My game would need this, I would rate my HUD as possibly 12+ due to it having violence and guns involved.

HUD Evaluation

I started this assignment by creating a weekly schedule so I would have a guide to follow whilst starting off the HUD design process. My weekly schedule shown here, I tried to keep it as detailed as possible with easy to read sections so I would not lose track of what I was doing.


Alongside following the brief, I started with research on car games and what they normally have to make up a HUD. Then I proceeded to pick a car game I particularly liked, I chose Forza 6 and began looking at the main aspects it entails, as well as taking ideas for my own HUD.

Creating the hud for my game was a new experience for me, I used photoshop to edit my final piece – which is a program i’m familiar with but I did struggle slightly with.

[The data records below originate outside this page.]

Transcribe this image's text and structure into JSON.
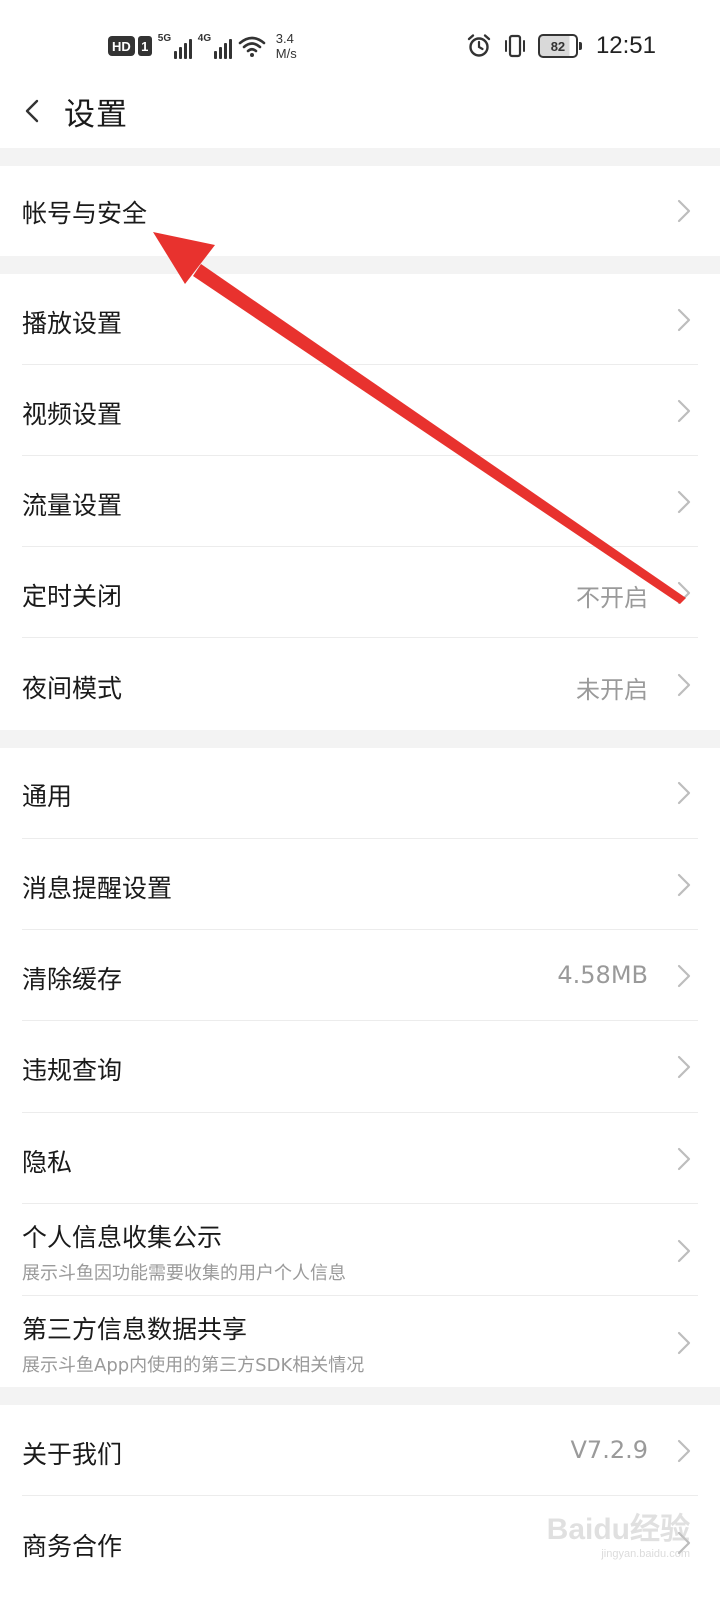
{
  "status_bar": {
    "hd_label": "HD",
    "sim_label": "1",
    "signal1_label": "5G",
    "signal2_label": "4G",
    "net_speed_value": "3.4",
    "net_speed_unit": "M/s",
    "battery_level": "82",
    "battery_fraction": 0.82,
    "time": "12:51",
    "icons": [
      "wifi-icon",
      "alarm-icon",
      "vibrate-icon"
    ]
  },
  "header": {
    "back_icon": "chevron-left-icon",
    "title": "设置"
  },
  "list": {
    "account_security": {
      "label": "帐号与安全"
    },
    "playback_settings": {
      "label": "播放设置"
    },
    "video_settings": {
      "label": "视频设置"
    },
    "traffic_settings": {
      "label": "流量设置"
    },
    "timer_off": {
      "label": "定时关闭",
      "value": "不开启"
    },
    "night_mode": {
      "label": "夜间模式",
      "value": "未开启"
    },
    "general": {
      "label": "通用"
    },
    "message_reminder": {
      "label": "消息提醒设置"
    },
    "clear_cache": {
      "label": "清除缓存",
      "value": "4.58MB"
    },
    "violation_query": {
      "label": "违规查询"
    },
    "privacy": {
      "label": "隐私"
    },
    "personal_info": {
      "label": "个人信息收集公示",
      "sub": "展示斗鱼因功能需要收集的用户个人信息"
    },
    "third_party": {
      "label": "第三方信息数据共享",
      "sub": "展示斗鱼App内使用的第三方SDK相关情况"
    },
    "about_us": {
      "label": "关于我们",
      "value": "V7.2.9"
    },
    "business": {
      "label": "商务合作"
    }
  },
  "annotation": {
    "arrow_color": "#e8322e"
  },
  "watermark": {
    "logo": "Baidu经验",
    "url": "jingyan.baidu.com"
  },
  "colors": {
    "section_gap": "#f3f3f3",
    "secondary_text": "#9a9a9a",
    "chevron": "#bdbdbd"
  }
}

For my background i used google maps. The tools that i used for the HUDS were text tool, shape tool and brush tool.

I began

I based my HUD off the HUD in Forza Motorsport 6 which uses very simple details so you aren’t distracted from the game itself. I wanted to have some similarities but not entirely be a carbon copy, aspects that I was inspired by was the realism in the graphics, and the layout style. I also viewed real life dashboards to give myself an idea of what my HUD would possibly look like.



At the start of the assignment I began sketching in my sketchbook, creating different ideas to eventually be developed in to one whole idea. I started with my team names, calling them White Dragons, Raiders and 21 BOYZ.

Upon naming them I began to draw logos and develop on them further. I then chose a place for my HUD to be based in, I chose China Town as the idea of my game is based around Chinese gangs so I believed it would fit nicely.


After creating the base idea of my game, I created a final design by basing it off Forza motorsport 6, thus producing my own HUD.